◆ **MATERIALS PROVIDED**:
---

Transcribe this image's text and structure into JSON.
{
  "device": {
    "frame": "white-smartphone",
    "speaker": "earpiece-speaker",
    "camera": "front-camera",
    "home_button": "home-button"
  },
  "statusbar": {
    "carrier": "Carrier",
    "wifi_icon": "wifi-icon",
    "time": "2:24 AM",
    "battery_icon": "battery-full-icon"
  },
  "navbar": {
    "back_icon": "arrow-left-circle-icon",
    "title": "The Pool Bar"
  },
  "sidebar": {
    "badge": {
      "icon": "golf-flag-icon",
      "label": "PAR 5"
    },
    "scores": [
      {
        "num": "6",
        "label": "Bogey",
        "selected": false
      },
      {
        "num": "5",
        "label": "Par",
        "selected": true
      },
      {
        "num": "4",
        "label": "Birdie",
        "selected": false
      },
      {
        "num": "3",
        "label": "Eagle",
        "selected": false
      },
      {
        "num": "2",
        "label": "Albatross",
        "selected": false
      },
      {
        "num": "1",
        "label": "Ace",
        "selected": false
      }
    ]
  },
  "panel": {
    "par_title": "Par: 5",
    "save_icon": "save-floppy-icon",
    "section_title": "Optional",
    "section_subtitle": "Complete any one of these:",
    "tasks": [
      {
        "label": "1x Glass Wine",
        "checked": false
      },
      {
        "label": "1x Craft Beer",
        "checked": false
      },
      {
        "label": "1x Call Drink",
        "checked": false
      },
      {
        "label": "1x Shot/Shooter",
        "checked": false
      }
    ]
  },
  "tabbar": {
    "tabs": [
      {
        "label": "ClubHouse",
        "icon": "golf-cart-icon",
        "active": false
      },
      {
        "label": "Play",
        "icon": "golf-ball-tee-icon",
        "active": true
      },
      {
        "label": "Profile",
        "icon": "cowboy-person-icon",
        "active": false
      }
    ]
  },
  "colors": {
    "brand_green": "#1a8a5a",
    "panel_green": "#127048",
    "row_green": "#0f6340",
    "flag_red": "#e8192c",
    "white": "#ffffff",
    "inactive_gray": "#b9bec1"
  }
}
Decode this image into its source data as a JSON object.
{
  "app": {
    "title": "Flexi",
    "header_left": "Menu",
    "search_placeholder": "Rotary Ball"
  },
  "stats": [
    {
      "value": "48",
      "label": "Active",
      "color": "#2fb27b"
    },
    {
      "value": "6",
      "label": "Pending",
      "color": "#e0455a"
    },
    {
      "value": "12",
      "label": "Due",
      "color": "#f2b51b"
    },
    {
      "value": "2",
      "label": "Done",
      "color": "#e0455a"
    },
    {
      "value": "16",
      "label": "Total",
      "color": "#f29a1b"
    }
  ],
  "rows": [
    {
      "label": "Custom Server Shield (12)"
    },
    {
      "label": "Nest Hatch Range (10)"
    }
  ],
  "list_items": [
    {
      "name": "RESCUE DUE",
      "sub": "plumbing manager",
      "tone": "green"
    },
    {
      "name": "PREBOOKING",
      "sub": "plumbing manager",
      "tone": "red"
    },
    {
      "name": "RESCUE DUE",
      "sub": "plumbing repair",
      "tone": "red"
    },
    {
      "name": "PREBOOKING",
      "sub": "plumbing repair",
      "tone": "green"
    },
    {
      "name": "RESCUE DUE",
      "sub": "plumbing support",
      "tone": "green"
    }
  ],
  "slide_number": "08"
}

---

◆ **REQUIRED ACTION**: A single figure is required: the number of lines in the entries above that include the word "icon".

◆ **ANSWER BELOW**: 8